Task brief:
Where does the word "atas" occur in the data below? Copy each line that holds it.

Source material:

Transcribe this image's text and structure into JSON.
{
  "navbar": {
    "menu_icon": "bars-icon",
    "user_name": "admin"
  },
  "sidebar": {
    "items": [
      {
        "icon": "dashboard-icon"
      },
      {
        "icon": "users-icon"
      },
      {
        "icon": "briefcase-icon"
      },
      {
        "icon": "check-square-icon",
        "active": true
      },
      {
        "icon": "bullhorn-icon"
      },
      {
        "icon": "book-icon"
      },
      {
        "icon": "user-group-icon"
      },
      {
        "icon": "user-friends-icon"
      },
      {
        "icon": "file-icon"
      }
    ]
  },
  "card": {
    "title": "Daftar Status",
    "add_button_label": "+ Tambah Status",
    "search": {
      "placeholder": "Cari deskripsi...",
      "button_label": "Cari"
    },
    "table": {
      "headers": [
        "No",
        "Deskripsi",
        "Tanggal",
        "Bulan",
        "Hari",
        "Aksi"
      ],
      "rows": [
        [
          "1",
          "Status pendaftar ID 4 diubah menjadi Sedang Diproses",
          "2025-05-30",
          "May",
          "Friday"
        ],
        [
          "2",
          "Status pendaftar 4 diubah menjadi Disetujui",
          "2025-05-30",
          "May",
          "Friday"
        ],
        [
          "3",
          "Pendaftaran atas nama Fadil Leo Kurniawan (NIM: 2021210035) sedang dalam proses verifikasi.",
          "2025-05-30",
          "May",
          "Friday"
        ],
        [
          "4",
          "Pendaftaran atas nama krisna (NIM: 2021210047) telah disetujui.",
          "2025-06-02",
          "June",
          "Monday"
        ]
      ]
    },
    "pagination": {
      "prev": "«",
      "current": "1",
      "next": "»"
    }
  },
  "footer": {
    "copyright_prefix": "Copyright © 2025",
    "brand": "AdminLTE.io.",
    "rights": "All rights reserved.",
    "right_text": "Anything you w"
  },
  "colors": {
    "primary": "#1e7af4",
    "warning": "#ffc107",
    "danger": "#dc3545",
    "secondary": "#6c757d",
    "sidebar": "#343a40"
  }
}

Response:
          "Pendaftaran atas nama Fadil Leo Kurniawan (NIM: 2021210035) sedang dalam proses verifikasi.",
          "Pendaftaran atas nama krisna (NIM: 2021210047) telah disetujui.",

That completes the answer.